The answer must be every line below that contains the string "Analysis".

^^^^

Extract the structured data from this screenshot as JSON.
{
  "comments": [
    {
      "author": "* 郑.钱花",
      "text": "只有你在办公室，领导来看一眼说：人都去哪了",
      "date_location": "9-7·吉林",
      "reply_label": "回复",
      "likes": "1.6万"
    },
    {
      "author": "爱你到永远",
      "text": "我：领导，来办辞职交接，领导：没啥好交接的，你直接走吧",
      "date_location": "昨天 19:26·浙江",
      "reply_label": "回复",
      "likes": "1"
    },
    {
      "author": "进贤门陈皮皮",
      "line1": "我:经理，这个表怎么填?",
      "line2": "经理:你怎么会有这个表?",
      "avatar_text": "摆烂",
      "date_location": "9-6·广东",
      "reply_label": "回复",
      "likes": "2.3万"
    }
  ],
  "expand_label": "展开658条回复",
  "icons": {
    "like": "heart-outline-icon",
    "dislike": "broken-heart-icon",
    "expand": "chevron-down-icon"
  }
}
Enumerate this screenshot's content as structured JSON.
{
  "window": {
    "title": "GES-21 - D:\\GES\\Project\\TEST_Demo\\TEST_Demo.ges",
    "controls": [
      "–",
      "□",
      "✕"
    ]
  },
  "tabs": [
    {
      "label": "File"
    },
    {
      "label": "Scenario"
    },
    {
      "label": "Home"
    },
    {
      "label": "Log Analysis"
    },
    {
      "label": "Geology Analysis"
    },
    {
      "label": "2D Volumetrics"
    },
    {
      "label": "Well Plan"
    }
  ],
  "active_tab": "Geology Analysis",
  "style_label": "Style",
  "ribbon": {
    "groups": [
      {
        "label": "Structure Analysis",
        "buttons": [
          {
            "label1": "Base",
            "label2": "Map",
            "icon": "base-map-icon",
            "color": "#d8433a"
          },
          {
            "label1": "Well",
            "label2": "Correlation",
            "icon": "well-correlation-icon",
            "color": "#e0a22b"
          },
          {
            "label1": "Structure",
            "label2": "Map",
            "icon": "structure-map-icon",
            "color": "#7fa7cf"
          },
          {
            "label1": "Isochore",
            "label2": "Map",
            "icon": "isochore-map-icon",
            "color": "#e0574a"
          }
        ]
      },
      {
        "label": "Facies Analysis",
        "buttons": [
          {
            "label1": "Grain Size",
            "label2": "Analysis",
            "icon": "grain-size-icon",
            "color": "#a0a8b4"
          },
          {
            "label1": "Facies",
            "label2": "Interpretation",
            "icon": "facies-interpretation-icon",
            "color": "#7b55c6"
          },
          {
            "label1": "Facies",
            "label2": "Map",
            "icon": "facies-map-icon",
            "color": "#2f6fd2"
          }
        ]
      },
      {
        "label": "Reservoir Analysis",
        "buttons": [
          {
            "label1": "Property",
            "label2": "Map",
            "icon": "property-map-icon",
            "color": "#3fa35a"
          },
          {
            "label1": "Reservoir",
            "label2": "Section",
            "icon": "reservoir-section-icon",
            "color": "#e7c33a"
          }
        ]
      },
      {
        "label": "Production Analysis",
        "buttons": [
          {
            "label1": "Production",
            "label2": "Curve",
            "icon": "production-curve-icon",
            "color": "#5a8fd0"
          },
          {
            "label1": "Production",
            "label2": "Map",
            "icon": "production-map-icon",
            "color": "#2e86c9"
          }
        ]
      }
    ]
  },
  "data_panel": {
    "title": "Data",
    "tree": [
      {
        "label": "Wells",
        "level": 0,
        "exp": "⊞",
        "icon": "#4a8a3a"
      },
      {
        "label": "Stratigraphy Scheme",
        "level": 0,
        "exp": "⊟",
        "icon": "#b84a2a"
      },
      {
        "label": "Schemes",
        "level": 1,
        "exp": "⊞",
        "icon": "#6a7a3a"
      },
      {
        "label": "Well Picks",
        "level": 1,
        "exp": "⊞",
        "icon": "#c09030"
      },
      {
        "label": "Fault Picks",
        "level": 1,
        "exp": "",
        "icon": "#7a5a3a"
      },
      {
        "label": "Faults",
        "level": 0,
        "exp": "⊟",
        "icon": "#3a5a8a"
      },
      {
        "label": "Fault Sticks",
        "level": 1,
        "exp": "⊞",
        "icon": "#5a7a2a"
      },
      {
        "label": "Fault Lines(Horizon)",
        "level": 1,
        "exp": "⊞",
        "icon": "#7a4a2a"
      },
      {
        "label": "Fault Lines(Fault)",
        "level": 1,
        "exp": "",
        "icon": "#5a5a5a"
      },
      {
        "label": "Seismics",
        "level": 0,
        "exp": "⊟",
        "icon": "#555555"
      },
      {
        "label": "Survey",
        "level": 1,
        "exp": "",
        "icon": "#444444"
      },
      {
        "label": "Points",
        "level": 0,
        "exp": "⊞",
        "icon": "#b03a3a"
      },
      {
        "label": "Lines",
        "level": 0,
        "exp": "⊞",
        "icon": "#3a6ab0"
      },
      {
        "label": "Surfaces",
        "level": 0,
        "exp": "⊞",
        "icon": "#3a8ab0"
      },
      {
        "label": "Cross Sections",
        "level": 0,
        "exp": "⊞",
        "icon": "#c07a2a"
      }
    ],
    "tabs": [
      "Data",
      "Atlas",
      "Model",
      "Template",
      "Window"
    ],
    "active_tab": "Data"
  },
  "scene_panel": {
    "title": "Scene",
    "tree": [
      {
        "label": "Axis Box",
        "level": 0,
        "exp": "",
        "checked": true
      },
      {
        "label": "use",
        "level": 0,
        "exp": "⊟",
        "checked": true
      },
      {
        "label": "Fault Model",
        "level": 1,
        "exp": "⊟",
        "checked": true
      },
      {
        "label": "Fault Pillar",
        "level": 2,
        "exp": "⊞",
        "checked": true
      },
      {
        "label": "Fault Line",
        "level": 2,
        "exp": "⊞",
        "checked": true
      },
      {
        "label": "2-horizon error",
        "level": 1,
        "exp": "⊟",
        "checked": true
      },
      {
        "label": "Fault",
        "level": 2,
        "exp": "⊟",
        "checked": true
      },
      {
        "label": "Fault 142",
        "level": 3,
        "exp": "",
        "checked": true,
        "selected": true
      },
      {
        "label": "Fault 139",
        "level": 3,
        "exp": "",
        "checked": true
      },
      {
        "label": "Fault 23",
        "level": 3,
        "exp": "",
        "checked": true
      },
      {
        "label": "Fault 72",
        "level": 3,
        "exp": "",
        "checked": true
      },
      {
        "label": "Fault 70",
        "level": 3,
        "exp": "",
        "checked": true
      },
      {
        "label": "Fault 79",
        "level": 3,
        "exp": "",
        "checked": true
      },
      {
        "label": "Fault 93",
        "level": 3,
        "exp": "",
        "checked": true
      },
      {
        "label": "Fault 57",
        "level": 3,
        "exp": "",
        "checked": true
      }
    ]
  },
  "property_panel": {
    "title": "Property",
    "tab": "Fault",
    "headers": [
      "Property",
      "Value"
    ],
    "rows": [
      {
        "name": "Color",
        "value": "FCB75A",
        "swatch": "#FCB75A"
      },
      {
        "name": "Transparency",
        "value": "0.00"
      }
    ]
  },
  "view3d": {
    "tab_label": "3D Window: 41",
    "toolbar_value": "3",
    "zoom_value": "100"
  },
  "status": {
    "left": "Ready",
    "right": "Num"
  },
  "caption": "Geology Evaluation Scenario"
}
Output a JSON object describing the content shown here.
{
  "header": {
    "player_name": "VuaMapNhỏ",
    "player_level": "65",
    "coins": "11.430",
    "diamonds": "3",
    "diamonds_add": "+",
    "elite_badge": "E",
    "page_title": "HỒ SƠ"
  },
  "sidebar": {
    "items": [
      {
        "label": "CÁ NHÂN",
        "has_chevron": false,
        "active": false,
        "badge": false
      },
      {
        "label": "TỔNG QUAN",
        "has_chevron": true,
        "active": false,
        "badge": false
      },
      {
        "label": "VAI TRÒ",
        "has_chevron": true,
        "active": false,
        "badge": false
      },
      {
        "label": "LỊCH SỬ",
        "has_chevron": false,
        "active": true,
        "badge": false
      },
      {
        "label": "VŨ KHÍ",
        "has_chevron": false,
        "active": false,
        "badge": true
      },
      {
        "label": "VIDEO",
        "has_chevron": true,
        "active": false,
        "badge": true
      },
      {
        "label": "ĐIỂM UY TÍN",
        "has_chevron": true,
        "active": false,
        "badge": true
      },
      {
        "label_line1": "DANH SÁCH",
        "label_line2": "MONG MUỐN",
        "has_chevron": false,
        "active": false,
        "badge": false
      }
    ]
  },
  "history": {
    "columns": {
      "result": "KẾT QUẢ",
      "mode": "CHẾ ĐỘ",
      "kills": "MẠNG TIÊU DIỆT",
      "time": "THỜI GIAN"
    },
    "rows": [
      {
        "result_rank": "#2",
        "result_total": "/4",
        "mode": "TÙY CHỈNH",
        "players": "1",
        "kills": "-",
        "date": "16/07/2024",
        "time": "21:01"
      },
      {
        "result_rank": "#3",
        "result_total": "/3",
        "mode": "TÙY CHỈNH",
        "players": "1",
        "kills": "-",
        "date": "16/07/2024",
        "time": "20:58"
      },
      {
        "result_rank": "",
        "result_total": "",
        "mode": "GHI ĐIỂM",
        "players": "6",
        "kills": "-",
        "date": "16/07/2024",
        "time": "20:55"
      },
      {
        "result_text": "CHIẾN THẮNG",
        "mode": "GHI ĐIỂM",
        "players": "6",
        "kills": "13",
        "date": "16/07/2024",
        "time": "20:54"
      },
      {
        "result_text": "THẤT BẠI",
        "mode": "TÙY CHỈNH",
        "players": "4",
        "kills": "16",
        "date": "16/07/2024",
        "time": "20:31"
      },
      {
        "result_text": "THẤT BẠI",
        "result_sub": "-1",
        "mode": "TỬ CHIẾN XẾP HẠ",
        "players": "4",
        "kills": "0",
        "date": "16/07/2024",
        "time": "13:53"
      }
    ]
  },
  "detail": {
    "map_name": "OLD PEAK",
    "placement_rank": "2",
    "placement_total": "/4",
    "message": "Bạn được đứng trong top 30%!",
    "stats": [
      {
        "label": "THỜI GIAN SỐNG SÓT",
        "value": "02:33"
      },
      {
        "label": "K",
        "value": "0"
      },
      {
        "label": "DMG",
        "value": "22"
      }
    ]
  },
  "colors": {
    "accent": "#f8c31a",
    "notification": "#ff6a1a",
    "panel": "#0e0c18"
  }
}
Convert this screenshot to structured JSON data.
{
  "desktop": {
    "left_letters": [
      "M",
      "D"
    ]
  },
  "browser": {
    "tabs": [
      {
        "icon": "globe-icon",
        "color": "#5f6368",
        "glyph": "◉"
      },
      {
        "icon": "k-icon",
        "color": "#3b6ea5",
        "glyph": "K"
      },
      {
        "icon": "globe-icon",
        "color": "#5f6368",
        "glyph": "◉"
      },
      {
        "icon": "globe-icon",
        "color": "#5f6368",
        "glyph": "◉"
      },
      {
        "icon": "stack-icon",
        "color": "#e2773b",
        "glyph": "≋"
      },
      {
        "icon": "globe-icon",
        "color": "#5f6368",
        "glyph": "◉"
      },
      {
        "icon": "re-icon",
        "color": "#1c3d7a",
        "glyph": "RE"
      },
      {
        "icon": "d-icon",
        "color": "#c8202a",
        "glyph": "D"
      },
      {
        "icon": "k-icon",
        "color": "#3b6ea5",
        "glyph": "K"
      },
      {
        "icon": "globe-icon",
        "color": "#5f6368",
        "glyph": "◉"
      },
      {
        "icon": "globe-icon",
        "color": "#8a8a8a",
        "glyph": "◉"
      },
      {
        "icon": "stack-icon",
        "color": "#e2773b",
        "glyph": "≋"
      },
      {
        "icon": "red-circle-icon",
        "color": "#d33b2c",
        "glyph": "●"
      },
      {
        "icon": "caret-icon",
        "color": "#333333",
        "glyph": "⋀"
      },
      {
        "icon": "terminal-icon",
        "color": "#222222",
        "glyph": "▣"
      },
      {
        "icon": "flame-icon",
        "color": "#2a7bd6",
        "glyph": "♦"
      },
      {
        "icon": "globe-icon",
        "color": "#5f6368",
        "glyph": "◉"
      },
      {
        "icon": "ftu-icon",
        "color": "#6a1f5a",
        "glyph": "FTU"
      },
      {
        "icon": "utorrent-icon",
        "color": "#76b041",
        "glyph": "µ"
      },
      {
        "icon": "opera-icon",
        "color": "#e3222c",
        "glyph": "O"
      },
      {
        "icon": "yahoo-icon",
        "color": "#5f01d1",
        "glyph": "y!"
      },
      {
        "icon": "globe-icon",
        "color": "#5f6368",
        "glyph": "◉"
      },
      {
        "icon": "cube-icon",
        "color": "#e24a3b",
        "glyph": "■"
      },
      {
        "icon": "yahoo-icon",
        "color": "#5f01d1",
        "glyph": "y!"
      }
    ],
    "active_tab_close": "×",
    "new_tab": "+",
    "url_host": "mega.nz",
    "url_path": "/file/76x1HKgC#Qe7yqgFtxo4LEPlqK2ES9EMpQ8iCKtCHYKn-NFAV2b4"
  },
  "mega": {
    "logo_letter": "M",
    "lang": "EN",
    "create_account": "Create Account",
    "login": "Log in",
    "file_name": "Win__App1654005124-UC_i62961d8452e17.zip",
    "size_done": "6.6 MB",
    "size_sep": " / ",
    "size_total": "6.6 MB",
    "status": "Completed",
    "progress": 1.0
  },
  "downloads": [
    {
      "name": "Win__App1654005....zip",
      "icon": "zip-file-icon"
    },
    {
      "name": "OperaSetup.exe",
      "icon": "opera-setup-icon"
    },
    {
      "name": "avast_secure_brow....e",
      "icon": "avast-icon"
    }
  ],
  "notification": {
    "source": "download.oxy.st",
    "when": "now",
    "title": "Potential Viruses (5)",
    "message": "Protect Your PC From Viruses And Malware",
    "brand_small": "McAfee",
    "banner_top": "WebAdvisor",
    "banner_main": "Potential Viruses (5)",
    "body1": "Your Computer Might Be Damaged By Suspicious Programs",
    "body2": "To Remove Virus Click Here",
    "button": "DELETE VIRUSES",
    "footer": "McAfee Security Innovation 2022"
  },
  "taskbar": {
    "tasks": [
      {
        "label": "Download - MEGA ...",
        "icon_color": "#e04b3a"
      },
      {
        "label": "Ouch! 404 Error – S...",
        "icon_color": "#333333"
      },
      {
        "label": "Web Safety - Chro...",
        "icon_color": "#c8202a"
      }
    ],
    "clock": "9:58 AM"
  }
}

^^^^

TASK OUTPUT:
      "label": "Log Analysis"
      "label": "Geology Analysis"
  "active_tab": "Geology Analysis",
        "label": "Structure Analysis",
        "label": "Facies Analysis",
            "label2": "Analysis",
        "label": "Reservoir Analysis",
        "label": "Production Analysis",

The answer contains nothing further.